Where to live now in Atlanta 2018

It’s never been a better time to rent in Atlanta, so rent (if you can afford it)

Where to live now in Atlanta 2018
Photograph by Lingbeek via iStock / Getty Images

Gladys Manzur, a 26-year-old software consultant, set out one day in June 2016 with a list of Midtown apartment towers, but she didn’t get far. First stop was a glassy sky-rise called Sixty11th. Since relocating to Atlanta after college, Manzur had bounced from Old Fourth Ward to Summerhill to Buckhead. But six floors above Midtown, she stepped onto the balcony and saw a saline pool with pergolas and a waterfall and an onsite dog park—basically a resort. I might have to stretch my budget, she thought. But I can’t settle for anything else. She took a one-bedroom, 889-square-foot apartment for $2,138 monthly.

Manzur’s enthusiasm echoes that of other millennials whose preference for renting over buying (alongside a booming job market and general population surge) has helped create historically high rents in metro Atlanta. That’s despite an explosion in apartment construction that was projected to pack on almost 12,000 new units last year alone.

Consider that, in 2007, the average metro rent was $840. After increases of three to seven percent every quarter since post-Recession 2011 (most severe in Buckhead and Midtown), average Atlanta rents have reached an all-time high of $1,157. But Will Mathews, senior vice president of real estate brokerage Colliers International, points out that’s still $113 below the national average. And a deluge of “class A luxury product” has started to quench demand and slow rent increases, he says.

“Atlanta still has very affordable rent compared to other major cities,” says Tracy Minich, a Re/Max realtor who’s specialized in rentals for 30 years. “The majority of people feel like we’re very reasonable, unless they’re coming from areas like Mississippi or Tennessee.”

With the demand has come options. Really swanky options. New, BeltLine-adjacent AMLI Ponce Park offers a built-in bicycle repair shop and standard one-bedrooms from about $1,500. In Midtown, YOO on the Park offers amenities like Italian cabinetry and an outdoor gym. There, choice two-bedrooms require more than $6,500 monthly, but wee 540-square-foot studios are available from $1,625. In Buckhead, Cyan on Peachtree starts at $1,109 for 580 square feet. Sub–400-square-foot units are available at Gables Emory Pointe and 131 Ponce in Midtown.
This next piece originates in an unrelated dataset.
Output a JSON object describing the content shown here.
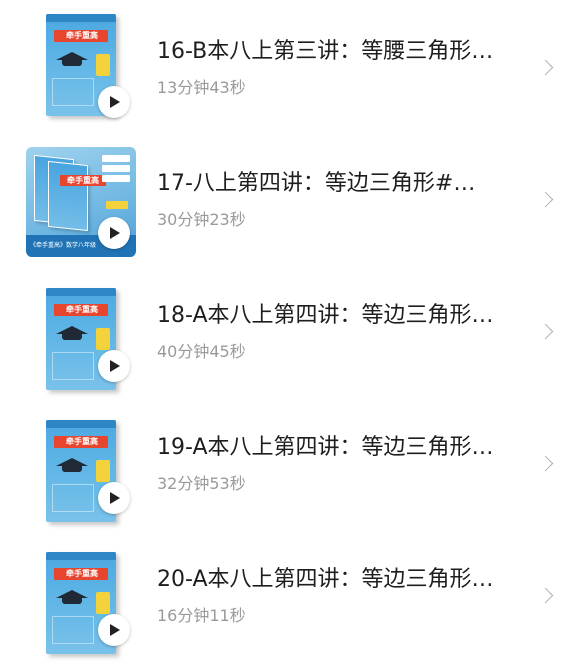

But living the rental high-life isn’t exclusively a millennial thing. Buckhead grandparents Michal and Jack Hillman signed a three-month lease at Inman Quarter last summer (one-bedroom for $1,900) and reveled in the walkability. “We just had a good time going out and seeing what’s there,” Michal says.

This article originally appeared in our February 2018 issue.